Grow your own artistic creations with algae-powered ink pens
November 30, 2015, 6:17 p.m. by Matt Hickman
It's nontoxic, time-lapse ink that you see ... and then you don't see ... and then you see again.
It's alive! Urban Algae Canopy produces shade, dietary supplements
May 15, 2015, 4:15 p.m. by Matt Hickman
At Expo 2015, this work of 'bio-digital architecture' stands as a living, breathing spirulina snack machine.
Danish designers transform seaweed into stylish home furnishings
February 2, 2015, 7:20 p.m. by Matt Hickman
Finally, a clever use for marine algae that appeals to both Danish mer-folk and lovers of Scandinavian design.
Stunning emerald green Arabian Sea may herald ecosystem disaster
September 10, 2014, 10:19 a.m. by Becky Oskin, LiveScience
The sea has a dead zone the size of Texas, and it's growing bigger every year because of sewage and fertilizer flowing into the waters.

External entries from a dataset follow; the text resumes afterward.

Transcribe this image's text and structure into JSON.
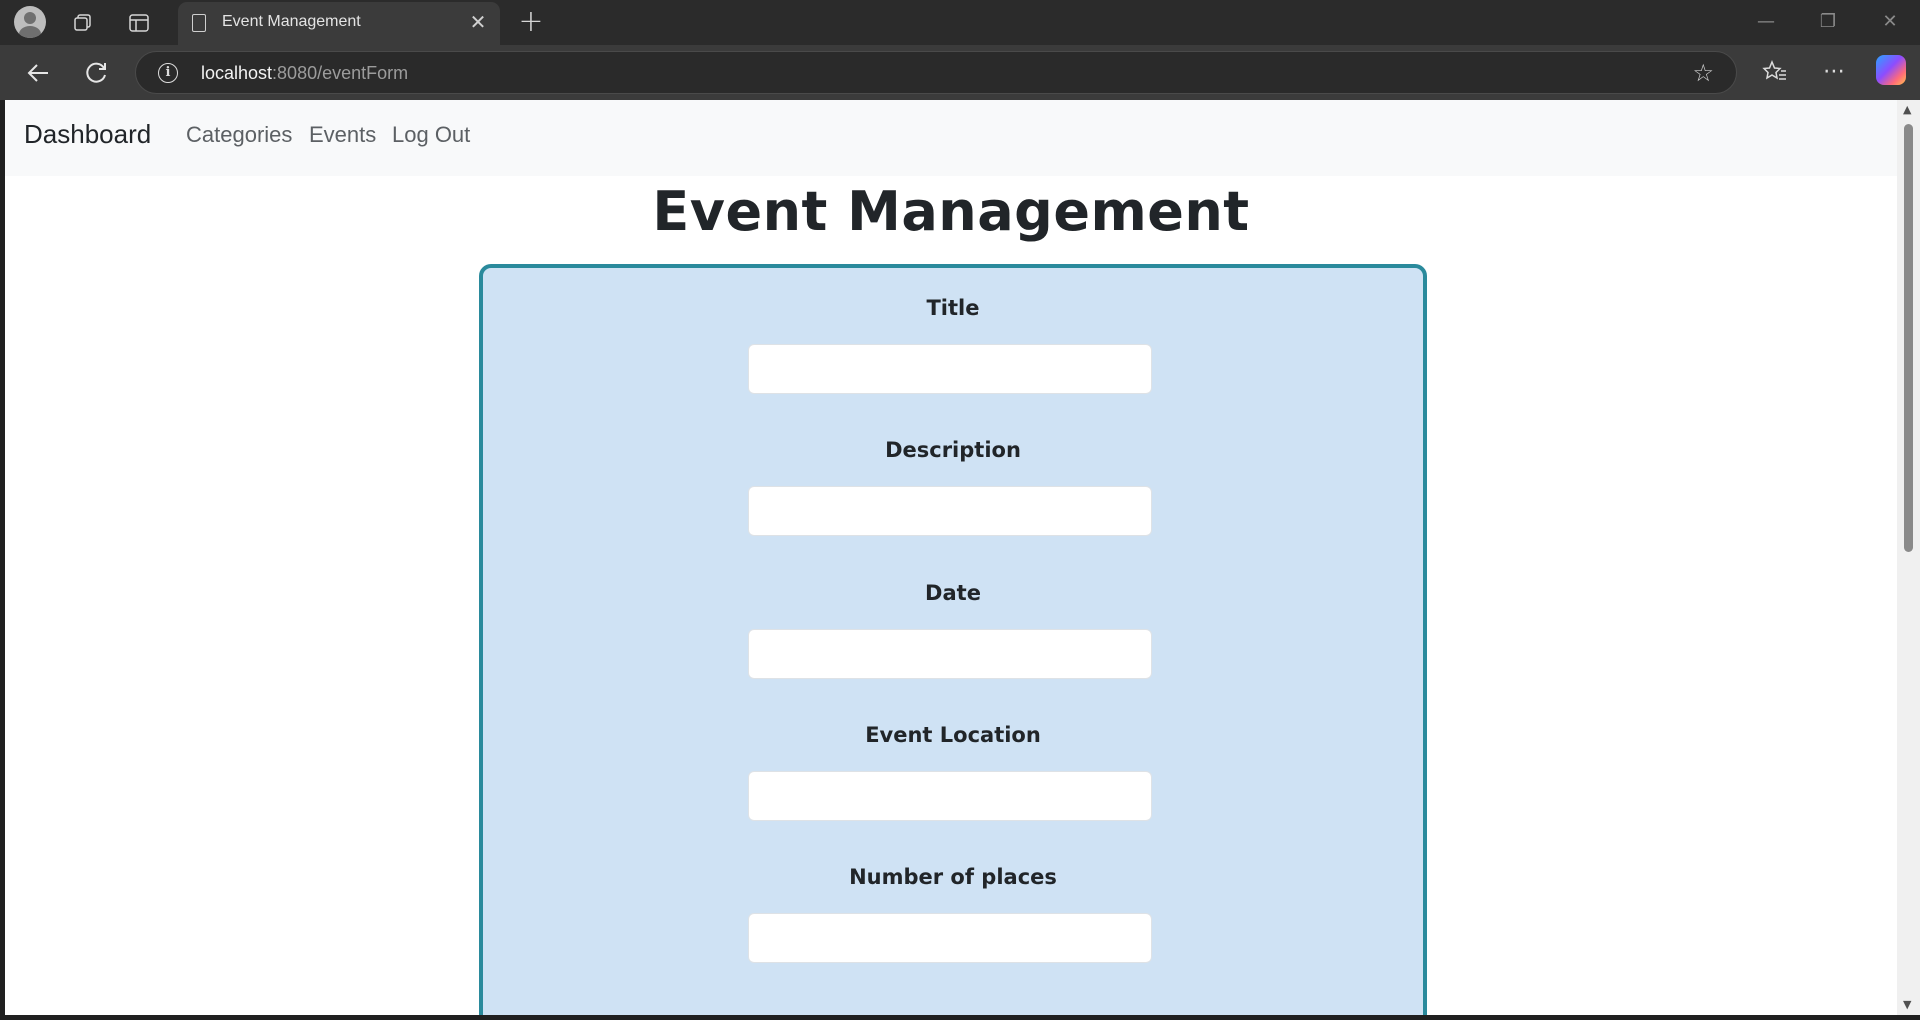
{
  "browser": {
    "tab_title": "Event Management",
    "tab_close": "✕",
    "new_tab": "+",
    "url_host": "localhost",
    "url_path": ":8080/eventForm",
    "window_controls": {
      "minimize": "—",
      "restore": "❐",
      "close": "✕"
    }
  },
  "navbar": {
    "brand": "Dashboard",
    "links": [
      "Categories",
      "Events",
      "Log Out"
    ]
  },
  "page": {
    "title": "Event Management"
  },
  "form": {
    "fields": [
      {
        "label": "Title",
        "value": ""
      },
      {
        "label": "Description",
        "value": ""
      },
      {
        "label": "Date",
        "value": ""
      },
      {
        "label": "Event Location",
        "value": ""
      },
      {
        "label": "Number of places",
        "value": ""
      }
    ]
  },
  "colors": {
    "card_background": "#cfe2f4",
    "card_border": "#2a8a9c",
    "navbar_background": "#f8f9fa"
  }
}
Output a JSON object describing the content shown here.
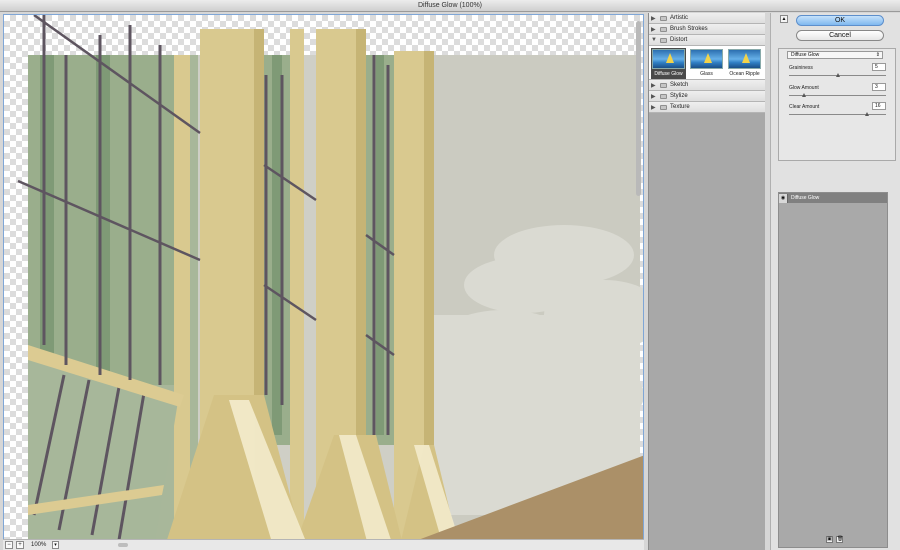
{
  "window": {
    "title": "Diffuse Glow (100%)"
  },
  "preview": {
    "zoom_level": "100%",
    "zoom_out_label": "−",
    "zoom_in_label": "+",
    "zoom_dropdown": "▾"
  },
  "filter_categories": [
    {
      "label": "Artistic",
      "expanded": false,
      "arrow": "▶"
    },
    {
      "label": "Brush Strokes",
      "expanded": false,
      "arrow": "▶"
    },
    {
      "label": "Distort",
      "expanded": true,
      "arrow": "▼"
    },
    {
      "label": "Sketch",
      "expanded": false,
      "arrow": "▶"
    },
    {
      "label": "Stylize",
      "expanded": false,
      "arrow": "▶"
    },
    {
      "label": "Texture",
      "expanded": false,
      "arrow": "▶"
    }
  ],
  "distort_filters": [
    {
      "label": "Diffuse Glow",
      "selected": true
    },
    {
      "label": "Glass",
      "selected": false
    },
    {
      "label": "Ocean Ripple",
      "selected": false
    }
  ],
  "panel": {
    "collapse_icon": "▲",
    "ok_label": "OK",
    "cancel_label": "Cancel",
    "filter_select": "Diffuse Glow",
    "select_arrow": "⇕",
    "params": [
      {
        "label": "Graininess",
        "value": "5",
        "fraction": 0.5
      },
      {
        "label": "Glow Amount",
        "value": "3",
        "fraction": 0.15
      },
      {
        "label": "Clear Amount",
        "value": "16",
        "fraction": 0.8
      }
    ]
  },
  "layers": [
    {
      "name": "Diffuse Glow",
      "eye": "◉"
    }
  ],
  "layer_footer": {
    "new_icon": "▣",
    "delete_icon": "🗑"
  },
  "colors": {
    "accent": "#7fb8ef",
    "preview_border": "#7fa6d6"
  }
}
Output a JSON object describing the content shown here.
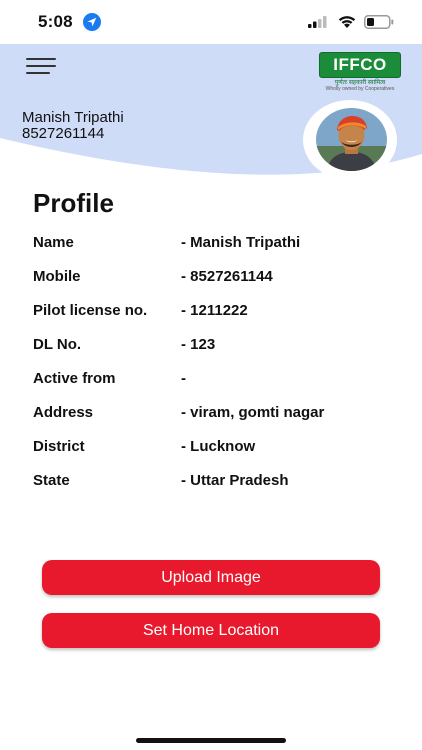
{
  "status_bar": {
    "time": "5:08"
  },
  "header": {
    "user_name": "Manish Tripathi",
    "user_mobile": "8527261144",
    "logo": {
      "word": "IFFCO",
      "hindi": "पुर्णतः सहकारी स्वामित्व",
      "subtitle": "Wholly owned by Cooperatives"
    }
  },
  "profile": {
    "title": "Profile",
    "rows": [
      {
        "label": "Name",
        "value": "- Manish Tripathi"
      },
      {
        "label": "Mobile",
        "value": "- 8527261144"
      },
      {
        "label": "Pilot license no.",
        "value": "- 1211222"
      },
      {
        "label": "DL No.",
        "value": "- 123"
      },
      {
        "label": "Active from",
        "value": "-"
      },
      {
        "label": "Address",
        "value": "- viram, gomti nagar"
      },
      {
        "label": "District",
        "value": "- Lucknow"
      },
      {
        "label": "State",
        "value": "- Uttar Pradesh"
      }
    ]
  },
  "actions": {
    "upload_label": "Upload Image",
    "home_location_label": "Set Home Location"
  },
  "colors": {
    "header_bg": "#cfdcf7",
    "button_bg": "#e8192c",
    "logo_green": "#1a8c3a"
  }
}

Viruses deflate huge algal blooms at sea
August 25, 2014, 11:59 a.m. by Laura Geggel, LiveScience
Several things can influence a bloom's well-being, including available sunlight and organisms that eat the algae, but viruses likely control the proliferation of blooms.
What's causing Canada's 'rock snot' infestation?
March 5, 2014, 1:45 p.m. by Elizabeth Howell, LiveScience
Thick and extensive blooms of this particular algae are known to affect the structure and function of river ecosystems.
Breakthrough process converts algae into crude oil in less than an hour
December 17, 2013, 11:39 p.m. by Bryan Nelson
No more drilling? Being able to transform algae into crude oil could revolutionize how we fuel up our vehicles.
Puerto Rico's famous bioluminescent lagoon stops glowing
November 21, 2013, 12:37 p.m. by John Platt
Scientists are trying to figure out why the popular tourist destination has gone dark.
Arctic algae 'tree rings' reveal record of climate change
November 19, 2013, 11:10 a.m. by Becky Oskin, LiveScience
Algae fills an important gap in the climate record as sediment and ice cores may only provide a record for every 100 years.
Massive eruption launched slimy algae army into the sky
September 23, 2013, 3:42 p.m. by Becky Oskin, LiveScience's OurAmazingPlanet
The algae look like little petri dishes or footballs, depending on the species, and spend most of their lives drifting on water currents.
Why are cats so quirky about drinking?
Why manchineel might be Earth's most dangerous tree
Tasmanian tiger 'sightings' prompt new scientific hunt
Titan is covered in sticky, 'electric' sand
Is this the wildest treasure hunt in history? The mystery of the Oak Island Money Pit
This beautiful tidal road is Britain's deadliest